out as an invisible spray when we speak, sing, cough, sneeze. Sputum-pots can not control this. The saliva of cases of phthisis may teem with the bacilli. The tuberculin reaction tests carried out by Hamburger and Monti in Vienna show that 94 per cent, of all children aged eleven to fourteen have been infected with tubercle. In most the infection is a mere temporary indisposition. I believe that the conditions of exhausting work, and amusement in confined and overheated atmospheres, together with ill-regulated feeding, determine largely whether the infection, which almost none can escape, becomes serious or not. Karl Pearson suggests that the death statistics afford no proof of the utility of sanatoria or tuberculin dispensaries, for during the very years in which such treatment has been in vogue, the fall in the mortality from tuberculosis has become less relatively to the fall in general mortality. He opines that the race is gradually becoming immune to tubercle, and hence the declination in the mortality curve is becoming flattened out—that nature is paramount as the determinant of tuberculosis, not nurture. From a statistical inquiry into the incidence of tuberculosis in husband and wife and parent and child Pearson concludes that exposure to infection as in married couples is of little importance while inborn immunity or diathesis is a chief determinant. Admitting the value of his critical inquiries and the importance of diathesis, I would point out that in the last few years the rush and excitement of modern city life has increased, together with the confinement of workers to sedentary occupations in artificially lit, warm, windless atmospheres. The same conditions pertain to places of amusement, eating-houses, tube railways, etc.

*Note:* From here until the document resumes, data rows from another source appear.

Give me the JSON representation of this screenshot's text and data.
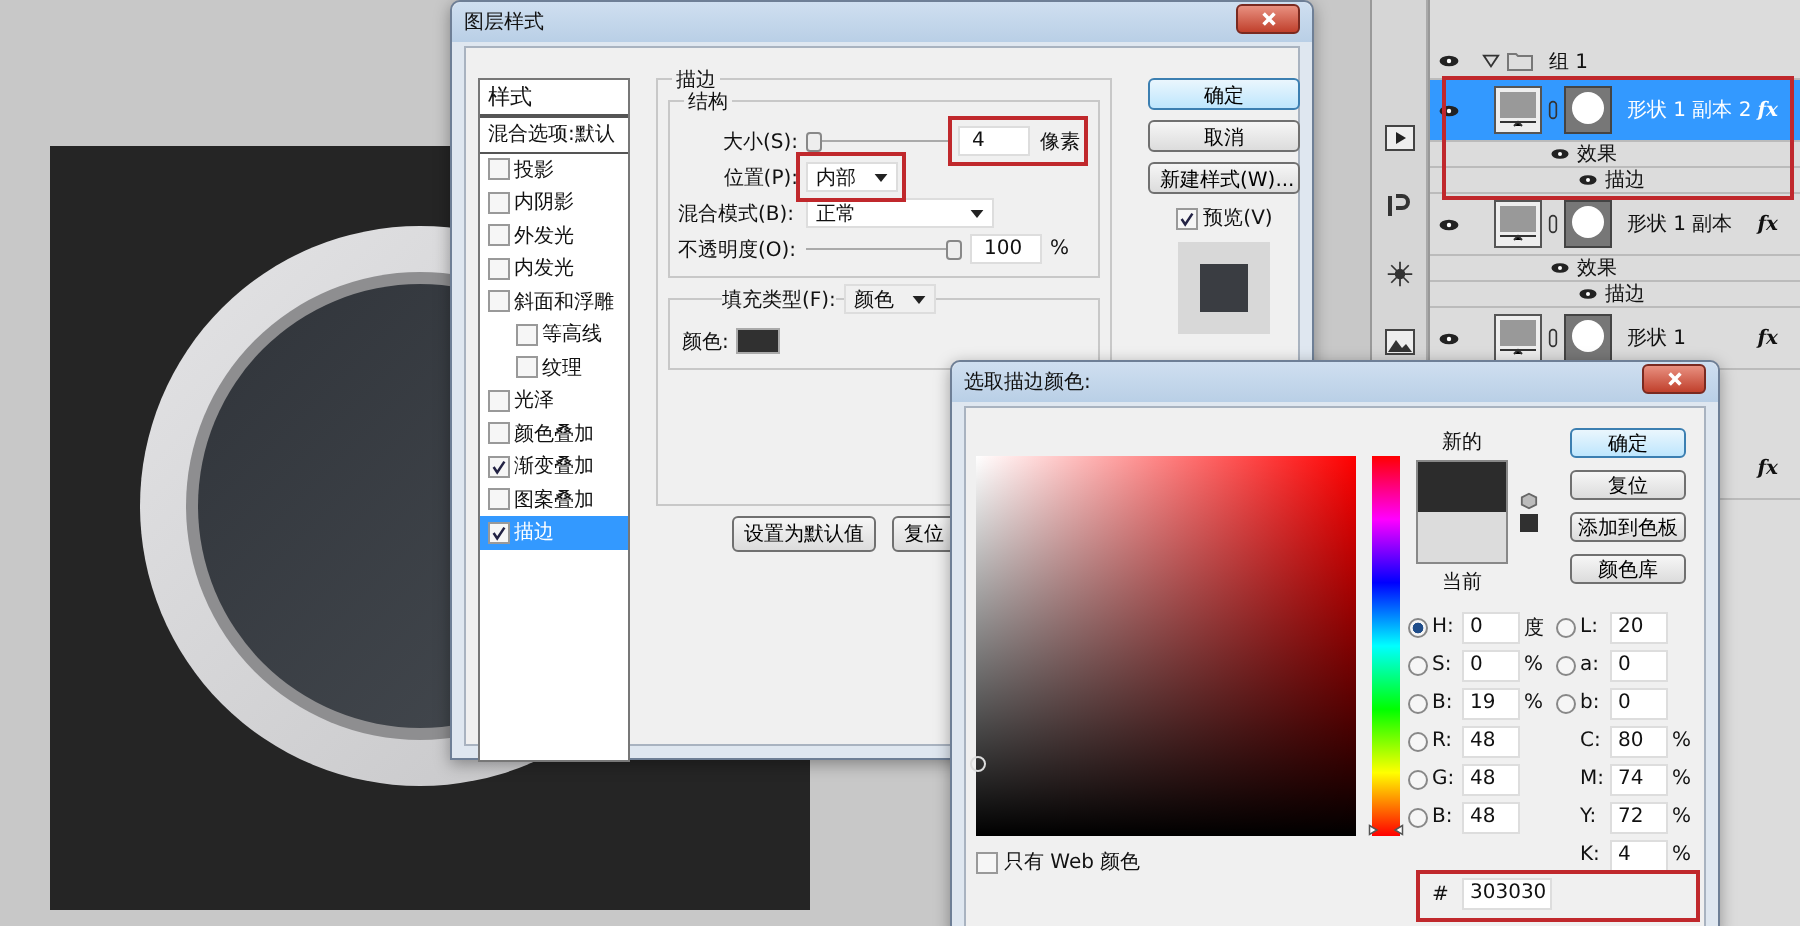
{
  "layer_style_dialog": {
    "title": "图层样式",
    "styles": [
      {
        "label": "样式",
        "kind": "header",
        "selected": false
      },
      {
        "label": "混合选项:默认",
        "kind": "plain",
        "selected": false
      },
      {
        "label": "投影",
        "kind": "check",
        "checked": false,
        "selected": false
      },
      {
        "label": "内阴影",
        "kind": "check",
        "checked": false,
        "selected": false
      },
      {
        "label": "外发光",
        "kind": "check",
        "checked": false,
        "selected": false
      },
      {
        "label": "内发光",
        "kind": "check",
        "checked": false,
        "selected": false
      },
      {
        "label": "斜面和浮雕",
        "kind": "check",
        "checked": false,
        "selected": false,
        "children": [
          {
            "label": "等高线",
            "kind": "check",
            "checked": false,
            "selected": false
          },
          {
            "label": "纹理",
            "kind": "check",
            "checked": false,
            "selected": false
          }
        ]
      },
      {
        "label": "光泽",
        "kind": "check",
        "checked": false,
        "selected": false
      },
      {
        "label": "颜色叠加",
        "kind": "check",
        "checked": false,
        "selected": false
      },
      {
        "label": "渐变叠加",
        "kind": "check",
        "checked": true,
        "selected": false
      },
      {
        "label": "图案叠加",
        "kind": "check",
        "checked": false,
        "selected": false
      },
      {
        "label": "描边",
        "kind": "check",
        "checked": true,
        "selected": true
      }
    ],
    "stroke": {
      "title": "描边",
      "structure_title": "结构",
      "size": {
        "label": "大小(S):",
        "level": 0.0,
        "value": "4",
        "unit": "像素"
      },
      "position": {
        "label": "位置(P):",
        "value": "内部"
      },
      "blend_mode": {
        "label": "混合模式(B):",
        "value": "正常"
      },
      "opacity": {
        "label": "不透明度(O):",
        "level": 1.0,
        "value": "100",
        "unit": "%"
      },
      "fill_type": {
        "label": "填充类型(F):",
        "value": "颜色"
      },
      "color": {
        "label": "颜色:"
      },
      "buttons": [
        "设置为默认值",
        "复位"
      ]
    },
    "side_buttons": [
      {
        "label": "确定",
        "default": true
      },
      {
        "label": "取消",
        "default": false
      },
      {
        "label": "新建样式(W)...",
        "default": false
      }
    ],
    "preview": {
      "label": "预览(V)",
      "checked": true
    }
  },
  "layers_panel": {
    "group": {
      "name": "组 1",
      "expanded": true
    },
    "layers": [
      {
        "name": "形状 1 副本 2",
        "fx": "fx",
        "selected": true,
        "effects_label": "效果",
        "effects": [
          "描边"
        ]
      },
      {
        "name": "形状 1 副本",
        "fx": "fx",
        "selected": false,
        "effects_label": "效果",
        "effects": [
          "描边"
        ]
      },
      {
        "name": "形状 1",
        "fx": "fx",
        "selected": false
      }
    ],
    "hidden_row_fx": "fx"
  },
  "color_picker": {
    "title": "选取描边颜色:",
    "new_label": "新的",
    "current_label": "当前",
    "buttons": [
      {
        "label": "确定",
        "default": true
      },
      {
        "label": "复位",
        "default": false
      },
      {
        "label": "添加到色板",
        "default": false
      },
      {
        "label": "颜色库",
        "default": false
      }
    ],
    "fields_left": [
      {
        "label": "H:",
        "value": "0",
        "unit": "度",
        "kind": "radio",
        "selected": true
      },
      {
        "label": "S:",
        "value": "0",
        "unit": "%",
        "kind": "radio",
        "selected": false
      },
      {
        "label": "B:",
        "value": "19",
        "unit": "%",
        "kind": "radio",
        "selected": false
      },
      {
        "label": "R:",
        "value": "48",
        "kind": "radio",
        "selected": false
      },
      {
        "label": "G:",
        "value": "48",
        "kind": "radio",
        "selected": false
      },
      {
        "label": "B:",
        "value": "48",
        "kind": "radio",
        "selected": false
      }
    ],
    "fields_right": [
      {
        "label": "L:",
        "value": "20",
        "kind": "radio",
        "selected": false
      },
      {
        "label": "a:",
        "value": "0",
        "kind": "radio",
        "selected": false
      },
      {
        "label": "b:",
        "value": "0",
        "kind": "radio",
        "selected": false
      },
      {
        "label": "C:",
        "value": "80",
        "unit": "%",
        "kind": "plain"
      },
      {
        "label": "M:",
        "value": "74",
        "unit": "%",
        "kind": "plain"
      },
      {
        "label": "Y:",
        "value": "72",
        "unit": "%",
        "kind": "plain"
      },
      {
        "label": "K:",
        "value": "4",
        "unit": "%",
        "kind": "plain"
      }
    ],
    "hue_slider": {
      "level": 0.0
    },
    "web_only": {
      "label": "只有 Web 颜色",
      "checked": false
    },
    "hex": {
      "label": "#",
      "value": "303030"
    }
  }
}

Central heating, gas-radiators and other contrivances are now displacing the old open fire and chimney. This change greatly improves the economical consumption of coal and the light and cleanliness of the atmosphere. But in so far as it promotes monotonous, windless, warm atmospheres, it is wholly against the health and vigor of the nation. The open fire and wide chimney ensure ventilation, the indrawing of cold outside air, streaky air—restless currents at different temperatures, which strike the sensory nerves in the skin and prevent monotony and weariness of spirit. By the old open fires we were heated with radiant heat. The air in the rooms was drawn in cool and varied in temperature. The radiator and hot-air system give us a deadly uniformly heated air—the very conditions we find most unsupportable on a close summer's day.
In Labrador and Newfoundland, Dr. Wakefield tells me, the mortality of the fisherfolk from tuberculosis is very heavy. It is generally acknowledged to be four per 1,000 of the population per annum, against 1.52 for England and Wales. Some of the Labrador doctors